**Problem details**
Copy every record exactly as it appears in the data below.

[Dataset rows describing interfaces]
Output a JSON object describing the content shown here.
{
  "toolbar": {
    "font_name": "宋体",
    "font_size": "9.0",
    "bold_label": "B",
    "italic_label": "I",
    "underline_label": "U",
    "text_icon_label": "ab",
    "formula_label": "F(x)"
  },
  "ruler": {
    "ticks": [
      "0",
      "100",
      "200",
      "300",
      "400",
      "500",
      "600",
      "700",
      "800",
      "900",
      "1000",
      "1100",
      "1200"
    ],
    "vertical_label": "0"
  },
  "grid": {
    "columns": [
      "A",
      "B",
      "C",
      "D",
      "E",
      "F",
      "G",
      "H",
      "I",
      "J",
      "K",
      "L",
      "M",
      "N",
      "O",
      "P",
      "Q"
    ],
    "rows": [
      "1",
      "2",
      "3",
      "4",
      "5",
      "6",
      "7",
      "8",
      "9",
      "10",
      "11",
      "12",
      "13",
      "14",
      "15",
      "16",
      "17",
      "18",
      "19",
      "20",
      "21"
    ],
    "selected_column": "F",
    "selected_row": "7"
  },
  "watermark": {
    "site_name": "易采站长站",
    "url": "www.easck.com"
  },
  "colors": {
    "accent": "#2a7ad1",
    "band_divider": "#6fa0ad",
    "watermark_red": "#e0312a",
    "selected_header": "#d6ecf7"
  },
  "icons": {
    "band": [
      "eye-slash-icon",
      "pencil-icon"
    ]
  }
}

**Task response**
Output a JSON object describing the content shown here.
{
  "toolbar": {
    "font_name": "宋体",
    "font_size": "9.0",
    "bold_label": "B",
    "italic_label": "I",
    "underline_label": "U",
    "text_icon_label": "ab",
    "formula_label": "F(x)"
  },
  "ruler": {
    "ticks": [
      "0",
      "100",
      "200",
      "300",
      "400",
      "500",
      "600",
      "700",
      "800",
      "900",
      "1000",
      "1100",
      "1200"
    ],
    "vertical_label": "0"
  },
  "grid": {
    "columns": [
      "A",
      "B",
      "C",
      "D",
      "E",
      "F",
      "G",
      "H",
      "I",
      "J",
      "K",
      "L",
      "M",
      "N",
      "O",
      "P",
      "Q"
    ],
    "rows": [
      "1",
      "2",
      "3",
      "4",
      "5",
      "6",
      "7",
      "8",
      "9",
      "10",
      "11",
      "12",
      "13",
      "14",
      "15",
      "16",
      "17",
      "18",
      "19",
      "20",
      "21"
    ],
    "selected_column": "F",
    "selected_row": "7"
  },
  "watermark": {
    "site_name": "易采站长站",
    "url": "www.easck.com"
  },
  "colors": {
    "accent": "#2a7ad1",
    "band_divider": "#6fa0ad",
    "watermark_red": "#e0312a",
    "selected_header": "#d6ecf7"
  },
  "icons": {
    "band": [
      "eye-slash-icon",
      "pencil-icon"
    ]
  }
}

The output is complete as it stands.